The borrowing program will mean an average weekly borrowing amount of Rs 11,000 crore spread across 21 auctions.
The planned borrowings are being reduced by bringing down the planned buyback and also an intention to borrow more from the small savings account, said Subhash Garg, secretary in the Department of Economic Affairs. In addition, the government may issue inflation-indexed bonds in the second half, said Garg while adding that there is no target for the money that can be raised via these instruments.
Garg added that the government does not expect to borrow using short term instruments like cash management bills.
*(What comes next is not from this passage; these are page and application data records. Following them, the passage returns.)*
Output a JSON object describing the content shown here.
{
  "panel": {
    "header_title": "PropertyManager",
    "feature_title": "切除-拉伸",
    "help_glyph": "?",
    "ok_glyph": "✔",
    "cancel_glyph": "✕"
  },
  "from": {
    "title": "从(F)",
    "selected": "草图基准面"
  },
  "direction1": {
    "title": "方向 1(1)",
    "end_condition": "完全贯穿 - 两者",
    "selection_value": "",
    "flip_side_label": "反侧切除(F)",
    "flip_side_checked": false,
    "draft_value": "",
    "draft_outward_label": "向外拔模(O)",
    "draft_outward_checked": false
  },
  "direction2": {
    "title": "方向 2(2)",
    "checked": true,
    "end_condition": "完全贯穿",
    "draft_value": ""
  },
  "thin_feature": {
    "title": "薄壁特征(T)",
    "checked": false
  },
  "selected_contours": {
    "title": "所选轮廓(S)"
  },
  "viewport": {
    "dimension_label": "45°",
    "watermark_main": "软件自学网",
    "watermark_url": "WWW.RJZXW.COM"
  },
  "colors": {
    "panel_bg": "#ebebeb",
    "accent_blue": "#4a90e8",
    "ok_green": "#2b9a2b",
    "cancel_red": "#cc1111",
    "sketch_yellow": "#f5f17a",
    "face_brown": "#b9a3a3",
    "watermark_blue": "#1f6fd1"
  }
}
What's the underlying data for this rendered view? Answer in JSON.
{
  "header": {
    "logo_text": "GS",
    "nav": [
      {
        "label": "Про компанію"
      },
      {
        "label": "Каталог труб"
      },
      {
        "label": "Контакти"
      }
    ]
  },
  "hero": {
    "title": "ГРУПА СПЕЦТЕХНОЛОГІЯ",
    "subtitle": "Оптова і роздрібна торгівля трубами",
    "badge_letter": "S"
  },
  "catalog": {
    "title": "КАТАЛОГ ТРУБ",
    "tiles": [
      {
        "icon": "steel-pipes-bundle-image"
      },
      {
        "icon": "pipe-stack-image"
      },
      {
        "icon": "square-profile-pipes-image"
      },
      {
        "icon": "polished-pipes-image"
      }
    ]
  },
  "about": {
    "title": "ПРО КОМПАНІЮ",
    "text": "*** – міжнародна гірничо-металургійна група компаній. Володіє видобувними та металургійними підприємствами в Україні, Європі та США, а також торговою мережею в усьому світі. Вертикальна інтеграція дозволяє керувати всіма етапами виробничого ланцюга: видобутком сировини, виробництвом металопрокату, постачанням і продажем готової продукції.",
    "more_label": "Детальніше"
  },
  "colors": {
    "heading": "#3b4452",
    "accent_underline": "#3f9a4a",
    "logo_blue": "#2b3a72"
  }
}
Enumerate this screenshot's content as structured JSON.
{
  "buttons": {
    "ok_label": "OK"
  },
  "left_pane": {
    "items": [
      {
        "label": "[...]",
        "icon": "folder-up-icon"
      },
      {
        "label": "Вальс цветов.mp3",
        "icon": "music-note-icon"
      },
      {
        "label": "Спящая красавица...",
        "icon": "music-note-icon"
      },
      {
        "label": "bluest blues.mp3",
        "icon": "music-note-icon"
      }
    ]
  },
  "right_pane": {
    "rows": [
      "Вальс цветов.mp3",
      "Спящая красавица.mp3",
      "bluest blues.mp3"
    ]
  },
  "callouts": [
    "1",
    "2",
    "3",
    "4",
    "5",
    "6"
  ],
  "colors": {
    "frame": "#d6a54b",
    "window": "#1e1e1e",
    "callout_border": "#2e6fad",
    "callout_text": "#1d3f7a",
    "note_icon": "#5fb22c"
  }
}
The outstanding amount on treasury bills is expected to be Rs 17,000 crore at the end of the year, said Garg.
The borrowing program for the second half of the year is in line with our expectations, said Aditi Nayar, economist at rating agency ICRA Ltd. Nayar noted that after the recent upward revision in small savings rate, the government may be in a position to borrow more from that pool.
ICRA expects small savings schemes to provide an attractive alternative to bank deposits in the coming months, which should help the Government of India to avail a higher net amount from the National Small Savings Fund, compared to its target of Rs 1 lakh crore in FY2019.Aditi Nayar, Economist, ICRA
Following the announcement, Nayar expects the 10-year bond yield to trade between 8.0-8.1 percent in the near term. The yield closed at 8.02 percent on Friday.
Bond markets have been nervous about how government finances will shape up in the second half of the year.
The Fiscal deficit—the gap between the government’s revenue and expenditure—stood at Rs 5.91 lakh crore at the end of August, according to the data released by the Controller General of Accounts. The gap was 94.7 percent of the budgeted estimate of Rs 6.24 lakh crore for 2018-19. It stood at 96.1 percent in August last year.
Since the government is yet to make significant progress on its divestment program for the year and there has been no material pick-up in monthly GST collections, questions on its ability to meet its fiscal targets remain. Last year, the government revised its fiscal deficit target higher to 3.5 percent of GDP.
“The market would continue to monitor the likelihood of meeting the budgeted targets for revenues related to the GST, dividends and profits, and disinvestment, and assess whether the outlays required for revised MSPs, the NHPS (National Health Protection Scheme), fuel and other subsidies, and bank recapitalisation would prove to be adequate,” said Nayar.